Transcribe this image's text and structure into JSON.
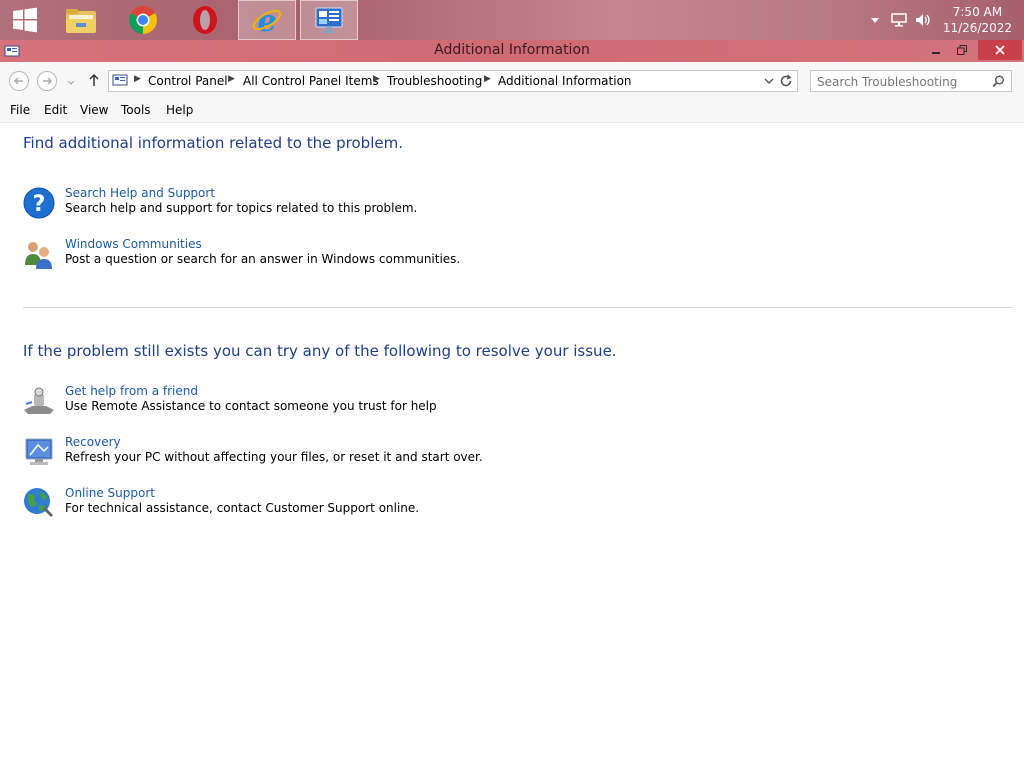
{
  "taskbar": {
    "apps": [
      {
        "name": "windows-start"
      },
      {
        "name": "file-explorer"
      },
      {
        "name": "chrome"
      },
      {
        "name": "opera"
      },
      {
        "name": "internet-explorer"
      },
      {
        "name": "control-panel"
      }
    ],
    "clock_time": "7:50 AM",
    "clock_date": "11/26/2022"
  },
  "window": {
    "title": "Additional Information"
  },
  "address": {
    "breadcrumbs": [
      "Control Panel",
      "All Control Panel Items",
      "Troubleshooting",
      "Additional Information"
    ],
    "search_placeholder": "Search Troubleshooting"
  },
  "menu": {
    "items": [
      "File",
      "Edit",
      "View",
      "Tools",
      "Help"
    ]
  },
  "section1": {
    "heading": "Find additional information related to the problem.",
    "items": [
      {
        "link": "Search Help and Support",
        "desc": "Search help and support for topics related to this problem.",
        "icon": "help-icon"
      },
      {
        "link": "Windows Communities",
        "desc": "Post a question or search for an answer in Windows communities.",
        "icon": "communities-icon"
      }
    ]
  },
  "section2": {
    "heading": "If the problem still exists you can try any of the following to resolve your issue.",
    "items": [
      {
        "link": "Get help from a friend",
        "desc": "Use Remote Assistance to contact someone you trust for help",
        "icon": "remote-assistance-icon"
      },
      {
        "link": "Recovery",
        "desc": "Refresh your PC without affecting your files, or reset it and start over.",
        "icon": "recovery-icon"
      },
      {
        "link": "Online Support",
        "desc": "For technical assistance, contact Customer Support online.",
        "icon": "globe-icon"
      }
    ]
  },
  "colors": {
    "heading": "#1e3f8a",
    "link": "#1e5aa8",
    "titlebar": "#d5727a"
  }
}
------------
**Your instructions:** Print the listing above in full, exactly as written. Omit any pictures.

**Answer below:**
Transcribe this image's text and structure into JSON.
{
  "taskbar": {
    "apps": [
      {
        "name": "windows-start"
      },
      {
        "name": "file-explorer"
      },
      {
        "name": "chrome"
      },
      {
        "name": "opera"
      },
      {
        "name": "internet-explorer"
      },
      {
        "name": "control-panel"
      }
    ],
    "clock_time": "7:50 AM",
    "clock_date": "11/26/2022"
  },
  "window": {
    "title": "Additional Information"
  },
  "address": {
    "breadcrumbs": [
      "Control Panel",
      "All Control Panel Items",
      "Troubleshooting",
      "Additional Information"
    ],
    "search_placeholder": "Search Troubleshooting"
  },
  "menu": {
    "items": [
      "File",
      "Edit",
      "View",
      "Tools",
      "Help"
    ]
  },
  "section1": {
    "heading": "Find additional information related to the problem.",
    "items": [
      {
        "link": "Search Help and Support",
        "desc": "Search help and support for topics related to this problem.",
        "icon": "help-icon"
      },
      {
        "link": "Windows Communities",
        "desc": "Post a question or search for an answer in Windows communities.",
        "icon": "communities-icon"
      }
    ]
  },
  "section2": {
    "heading": "If the problem still exists you can try any of the following to resolve your issue.",
    "items": [
      {
        "link": "Get help from a friend",
        "desc": "Use Remote Assistance to contact someone you trust for help",
        "icon": "remote-assistance-icon"
      },
      {
        "link": "Recovery",
        "desc": "Refresh your PC without affecting your files, or reset it and start over.",
        "icon": "recovery-icon"
      },
      {
        "link": "Online Support",
        "desc": "For technical assistance, contact Customer Support online.",
        "icon": "globe-icon"
      }
    ]
  },
  "colors": {
    "heading": "#1e3f8a",
    "link": "#1e5aa8",
    "titlebar": "#d5727a"
  }
}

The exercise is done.